The Tennessee Democratic Party has yet to decide whether it will allow a recount in a state Senate race that could possibly dethrone a long-time legislative veteran.
The unofficial vote totals in the race between Sen. Douglas Henry and Jeff Yarbro have changed four times since the Aug. 5 primary election. The results always leave a slim margin between the two Nashville Democrats, generally indicating Henry is the winner.
But ultimately in Tennessee, the political parties have the final say on who continues on to the general election in November — despite the vote totals.
State law gives political parties the authority to change the primary election winner if one of the candidates contests the results.
“The state primary board shall hear and determine the contest and make the disposition of the contest which justice and fairness require, including setting aside the election if necessary,” according to state code.
Changing the primary election winner is rare, according to Keith Talley, spokesman for the Tennessee Democratic Party. But it happened two years ago when the party’s executive committee stripped away Clarksville state Sen. Rosalind Kurita’s 19-vote lead and gave the win to her challenger, Tim Barnes.
The Adams Democrat, who currently sits in the Senate, contested the election by alleging Republicans were encouraged to vote for Kurita in the race.
Holding a primary election that year cost $4.5 million — but the state picked up the tab because it was a presidential election year.
The Secretary of State’s office predicts the cost will be the same this year — although it is paid by local municipalities during gubernatorial election cycles. Conducting a primary, where voters choose who they want to run in the general election, could cost about $200,000 in taxpayer dollars in Davidson County alone.
Whether all the votes are recounted or kept intact in the 21st state Senate district — covering Nashville’s west and south sides — is yet to be determined.
The race between Henry and Yarbro narrowed to 11 from 13 votes Monday after Davidson County election officials discovered a voting machine that had never been counted.
Yarbro, a 33-year-old lawyer, has asked for a speedy recount from Davidson County.
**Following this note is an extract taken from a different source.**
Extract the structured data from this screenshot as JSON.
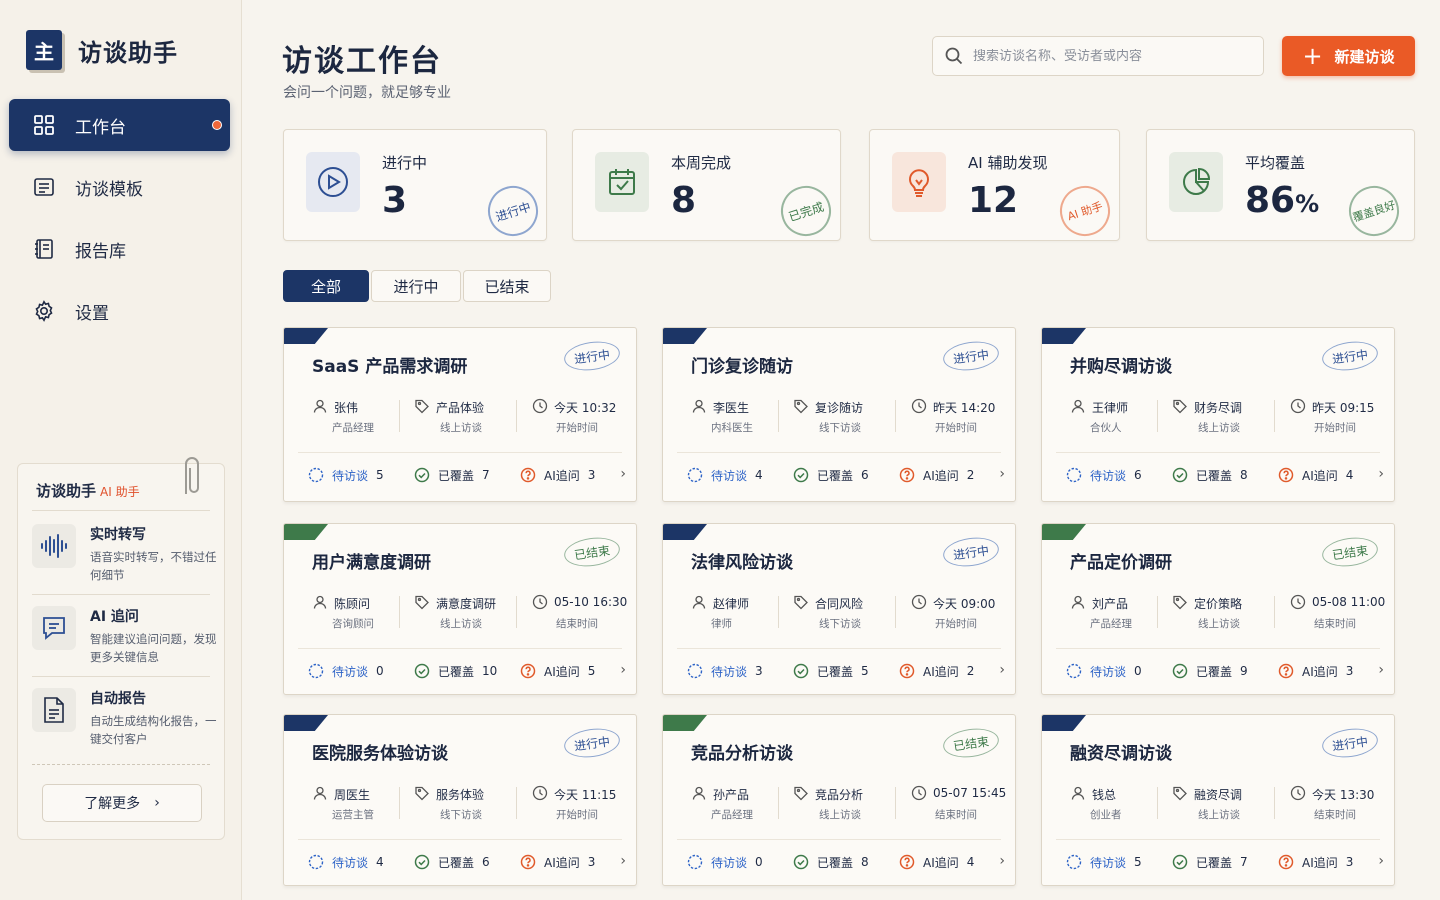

Local election commission chairman Lynn Greer said no, he told TNReport, saying it sets a bad precedent.
Yarbro’s attorney said in a statement shortly after the election that he believes some absentee votes were miscounted.
“At this point, we have a question of math, not politics,” read the message from attorney Wally Dietz.
As of Monday, 5,731 ballots were cast for Henry and 5,720 were recorded for Yarbro — leaving an unofficial 11-vote difference, according to Ray Barrett, Davidson County election administrator.
Yarbro officially asked the Democratic Party’s Executive Committee for a recount Tuesday.
“Obviously, we’re troubled by the changing tallies and the resulting uncertainty. The need for a recount could not be clearer,” he said in a press release.
Before Democrats can act, the Davidson County Election Commission must first certify the election results, which is scheduled for Monday, Aug. 23.
Once the votes are certified by the county, the state Democratic Party can ratify the results, authorize a recount or hear arguments contesting the race.
Yarbro has indicated he’s interested in a recount, but has not tipped his hand as to whether he’ll contest the race itself. Repeated calls to his campaign headquarters and his lawyer were not returned Monday.
Democratic Party officials say they can’t remember the last time they OK’d a recount.
If the Democratic Executive Committee’s 65 members allow Yarbro a recount, Davidson County election officials will have to check roughly 200 absentee ballots by hand and re-tally the vote totals from election day, according to Barrett.